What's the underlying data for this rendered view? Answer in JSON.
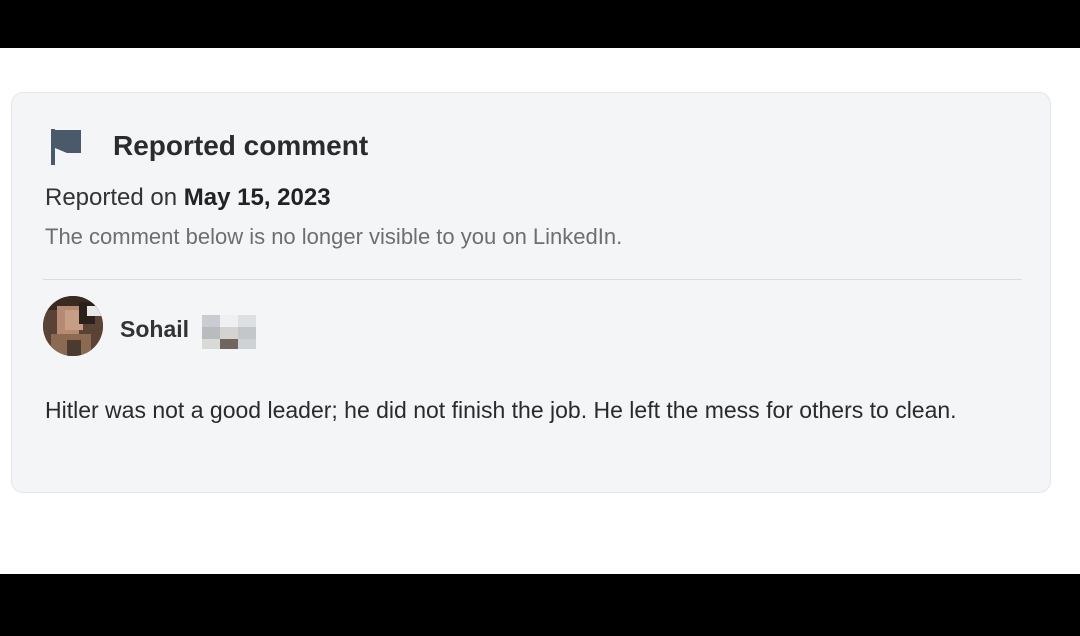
{
  "card": {
    "title": "Reported comment",
    "reported_prefix": "Reported on ",
    "reported_date": "May 15, 2023",
    "visibility_note": "The comment below is no longer visible to you on LinkedIn."
  },
  "comment": {
    "author_name": "Sohail",
    "text": "Hitler was not a good leader; he did not finish the job. He left the mess for others to clean."
  },
  "icons": {
    "flag": "flag-icon"
  },
  "colors": {
    "card_background": "#f3f5f7",
    "flag": "#4a5a6b",
    "muted_text": "#6e6e6e"
  }
}
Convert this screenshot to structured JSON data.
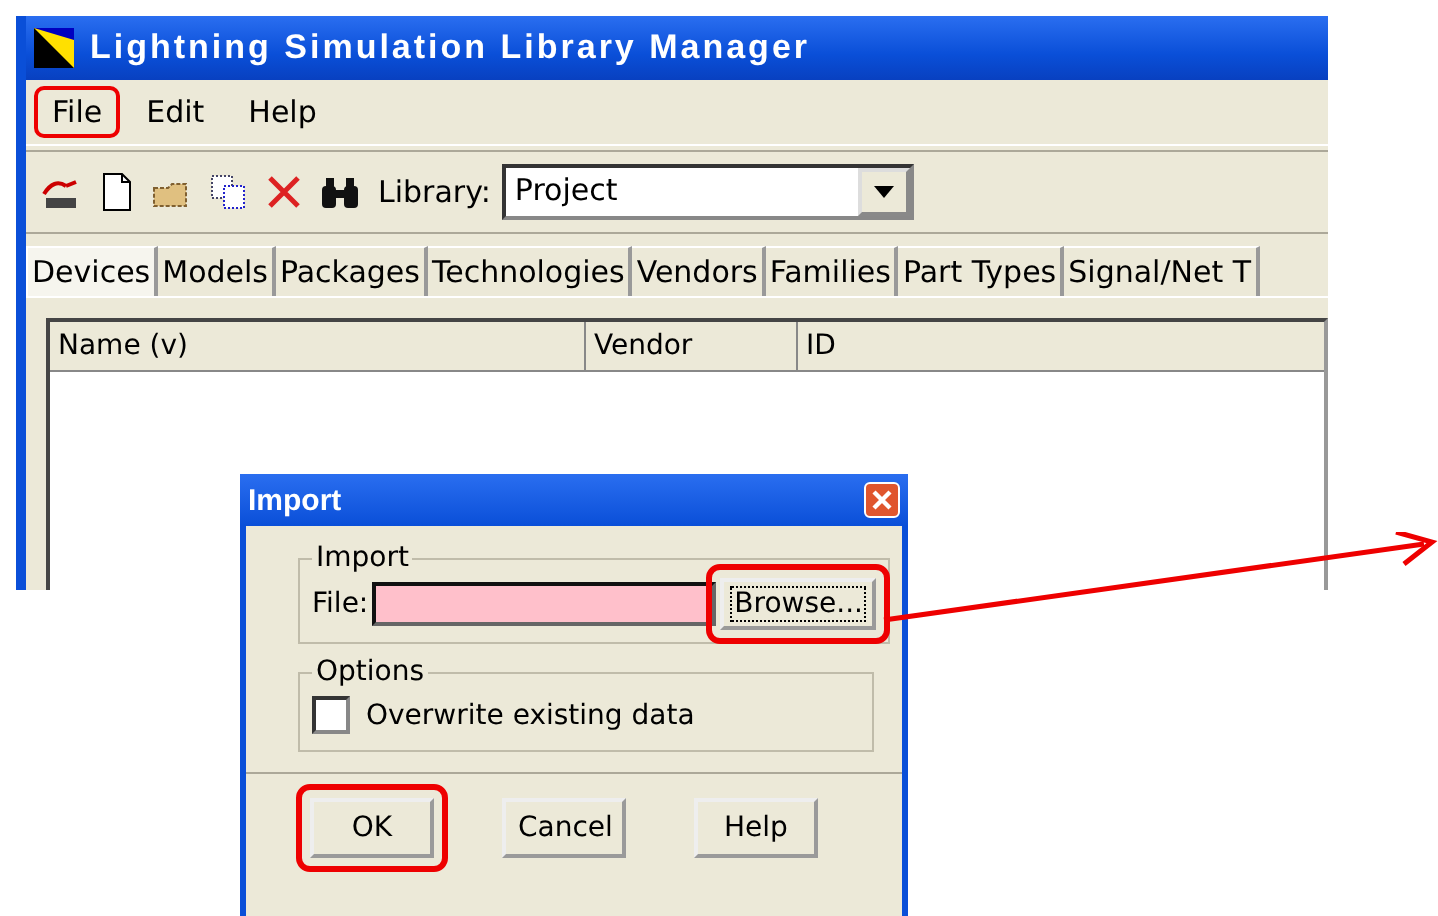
{
  "window": {
    "title": "Lightning Simulation Library Manager"
  },
  "menu": [
    {
      "label": "File",
      "highlighted": true
    },
    {
      "label": "Edit",
      "highlighted": false
    },
    {
      "label": "Help",
      "highlighted": false
    }
  ],
  "toolbar": {
    "library_label": "Library:",
    "library_value": "Project"
  },
  "tabs": [
    {
      "label": "Devices",
      "selected": true
    },
    {
      "label": "Models",
      "selected": false
    },
    {
      "label": "Packages",
      "selected": false
    },
    {
      "label": "Technologies",
      "selected": false
    },
    {
      "label": "Vendors",
      "selected": false
    },
    {
      "label": "Families",
      "selected": false
    },
    {
      "label": "Part Types",
      "selected": false
    },
    {
      "label": "Signal/Net T",
      "selected": false
    }
  ],
  "table": {
    "columns": [
      "Name (v)",
      "Vendor",
      "ID"
    ]
  },
  "dialog": {
    "title": "Import",
    "import_group": "Import",
    "file_label": "File:",
    "browse": {
      "label": "Browse...",
      "highlighted": true
    },
    "options_group": "Options",
    "overwrite": {
      "label": "Overwrite existing data",
      "checked": false
    },
    "buttons": [
      {
        "label": "OK",
        "highlighted": true
      },
      {
        "label": "Cancel",
        "highlighted": false
      },
      {
        "label": "Help",
        "highlighted": false
      }
    ]
  }
}
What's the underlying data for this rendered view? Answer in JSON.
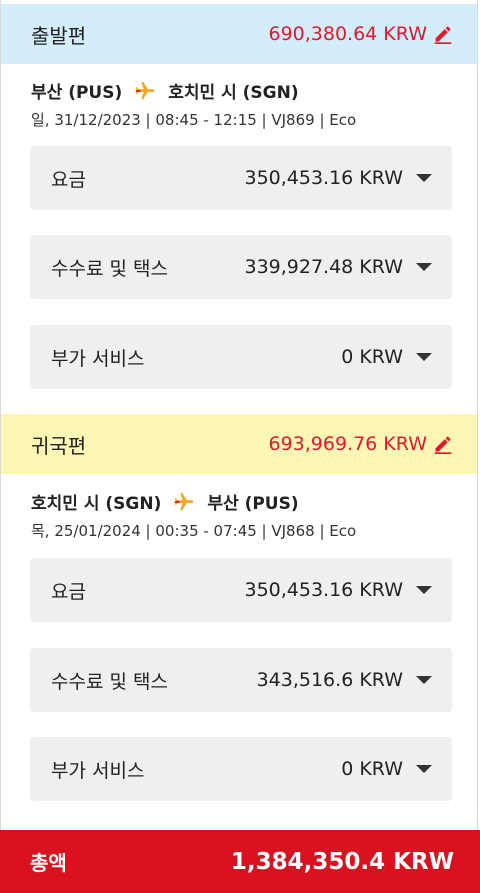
{
  "outbound": {
    "title": "출발편",
    "total": "690,380.64 KRW",
    "origin": "부산 (PUS)",
    "destination": "호치민 시 (SGN)",
    "info": "일, 31/12/2023 | 08:45 - 12:15 | VJ869 | Eco",
    "fare": {
      "label": "요금",
      "value": "350,453.16 KRW"
    },
    "fees": {
      "label": "수수료 및 택스",
      "value": "339,927.48 KRW"
    },
    "addons": {
      "label": "부가 서비스",
      "value": "0 KRW"
    }
  },
  "inbound": {
    "title": "귀국편",
    "total": "693,969.76 KRW",
    "origin": "호치민 시 (SGN)",
    "destination": "부산 (PUS)",
    "info": "목, 25/01/2024 | 00:35 - 07:45 | VJ868 | Eco",
    "fare": {
      "label": "요금",
      "value": "350,453.16 KRW"
    },
    "fees": {
      "label": "수수료 및 택스",
      "value": "343,516.6 KRW"
    },
    "addons": {
      "label": "부가 서비스",
      "value": "0 KRW"
    }
  },
  "grand_total": {
    "label": "총액",
    "value": "1,384,350.4 KRW"
  },
  "icons": {
    "edit": "pencil-edit-icon",
    "plane": "airplane-icon",
    "dropdown": "chevron-down-icon"
  },
  "colors": {
    "accent": "#e3182d",
    "outbound_bg": "#d4edfb",
    "inbound_bg": "#fdf7b6",
    "total_bg": "#d8131f",
    "row_bg": "#efefef"
  }
}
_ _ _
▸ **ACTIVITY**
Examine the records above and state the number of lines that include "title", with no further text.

▸ **EXERCISE SOLUTION**
5